According to investigative sources, Yamagami, 41, told investigators after the July 8 fatal shooting of Abe that his mother had joined a religious group, donated lots of money, and drove the family into financial ruin.

Yamagami said he wanted to target the organization’s leader but decided to attack Abe because he thought the politician had close connections to the religious group, according to the sources.

Tomihiro Tanaka, chairman of the Japanese arm of the Unification Church, told the news conference that he was informed that Yamagami’s mother became a member around 1998 and was declared bankrupt around 2002.

“But I am not aware of what family circumstances drove (his mother) into bankruptcy,” Tanaka said. “That is very much what police are investigating, and we hope to cooperate with figuring out his motive.”

Tanaka also said he did not know how much the mother donated to the church.

“We were unable to track the records dating as far back as a couple of dozen years ago,” he said. “I hope to learn about it through the police investigation.”

Tanaka said if Yamagami’s reported grudge against the church was behind the attack on Abe, then the group would have to take such revelations very seriously.

But he added, “There is a fairly long distance between holding a grudge toward the church and committing the murder of former Prime Minister Abe, and we are at a loss to understand it.”
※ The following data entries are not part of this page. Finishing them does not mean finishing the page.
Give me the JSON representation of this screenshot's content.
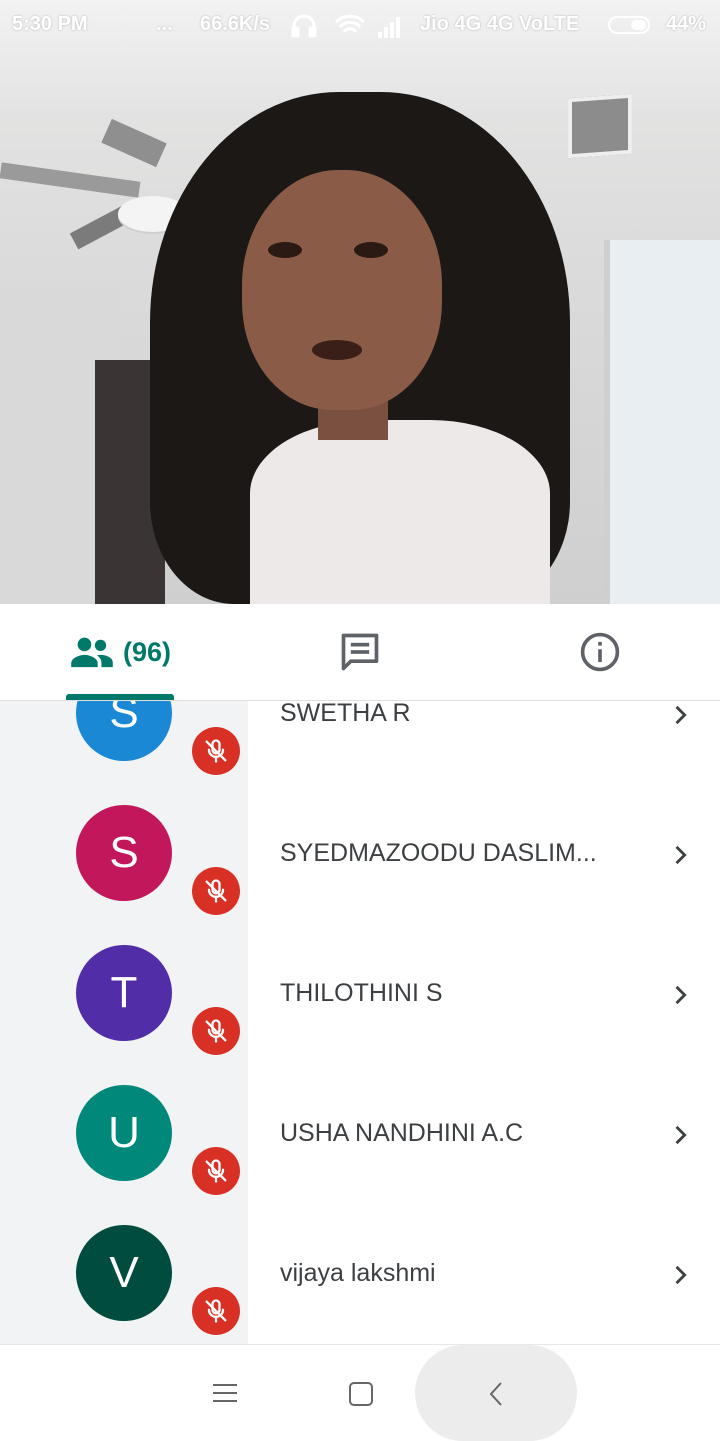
{
  "status_bar": {
    "time": "5:30 PM",
    "dots": "...",
    "speed": "66.6K/s",
    "carrier": "Jio 4G 4G VoLTE",
    "battery": "44%",
    "battery_level": 0.44
  },
  "tabs": {
    "people_count": "(96)",
    "active": "people"
  },
  "participants": [
    {
      "initial": "S",
      "name": "SWETHA R",
      "color": "#1a88d4",
      "muted": true
    },
    {
      "initial": "S",
      "name": "SYEDMAZOODU DASLIM...",
      "color": "#c2185b",
      "muted": true
    },
    {
      "initial": "T",
      "name": "THILOTHINI S",
      "color": "#512da8",
      "muted": true
    },
    {
      "initial": "U",
      "name": "USHA NANDHINI A.C",
      "color": "#00897b",
      "muted": true
    },
    {
      "initial": "V",
      "name": "vijaya lakshmi",
      "color": "#004d40",
      "muted": true
    }
  ],
  "colors": {
    "accent": "#00796b",
    "mute_badge": "#d93025"
  },
  "icons": {
    "people": "people-icon",
    "chat": "chat-icon",
    "info": "info-icon",
    "mic_off": "mic-off-icon",
    "chevron": "chevron-right-icon"
  }
}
A relative of Yamagami told The Asahi Shimbun that the mother made large donations to a religious group after her husband died. The relative said he believes Yamagami blamed the group for the financial hardships he endured.

Investigative sources quoted Yamagami as saying that his mother continued to give donations to the group even after she was declared bankrupt.
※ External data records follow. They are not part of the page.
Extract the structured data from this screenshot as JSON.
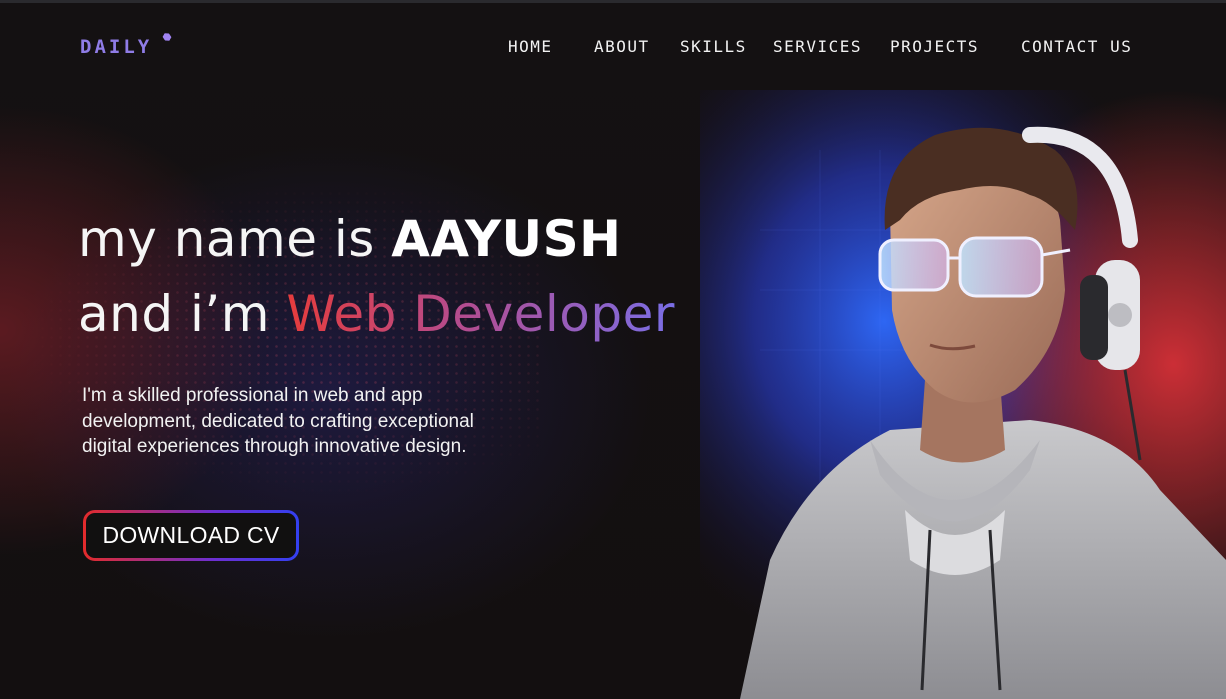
{
  "header": {
    "logo": "DAILY",
    "nav": [
      {
        "label": "HOME"
      },
      {
        "label": "ABOUT"
      },
      {
        "label": "SKILLS"
      },
      {
        "label": "SERVICES"
      },
      {
        "label": "PROJECTS"
      },
      {
        "label": "CONTACT US"
      }
    ]
  },
  "hero": {
    "line1_prefix": "my name is ",
    "name": "AAYUSH",
    "line2_prefix": "and i’m ",
    "role": "Web Developer",
    "description": "I'm a skilled professional in web and app development, dedicated to crafting exceptional digital experiences through innovative design.",
    "cta_label": "DOWNLOAD CV"
  },
  "colors": {
    "background": "#120f10",
    "logo": "#8f7ce6",
    "role_gradient_start": "#e63c3c",
    "role_gradient_end": "#7a6ee6",
    "button_border_start": "#e32b2b",
    "button_border_end": "#3340f0"
  },
  "icons": {
    "logo_mark": "hexagon-dot-icon",
    "portrait": "developer-portrait-illustration"
  }
}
When asked about this at the news conference, Tanaka said, “We have no records of soliciting a large amount of donations from her after (she) underwent bankruptcy.”

Tanaka said Yamagami himself “has never been a member” of the group.

He also said Abe “sent a video message to an event hosted by our friendship organization.”

However, Abe “has never been registered as a member of our group, nor has he served as an adviser to our group,” he said.

The Unification Church was founded in South Korea. Followers are known as “Moonies” after the group’s founder, Sun Myung Moon.

The Unification Church became known for its mass wedding ceremonies. It also attracted attention over its “spiritual sales method.”

Members would intimidate or scare fellow followers and others into buying expensive items from the organization, such as pots and seals, as well as donating large sums of money.

“It is true that we had troubles regarding donations in the past,” Tanaka said. “But since 2009, when the then chairperson issued a statement, our attitude toward donations has changed.”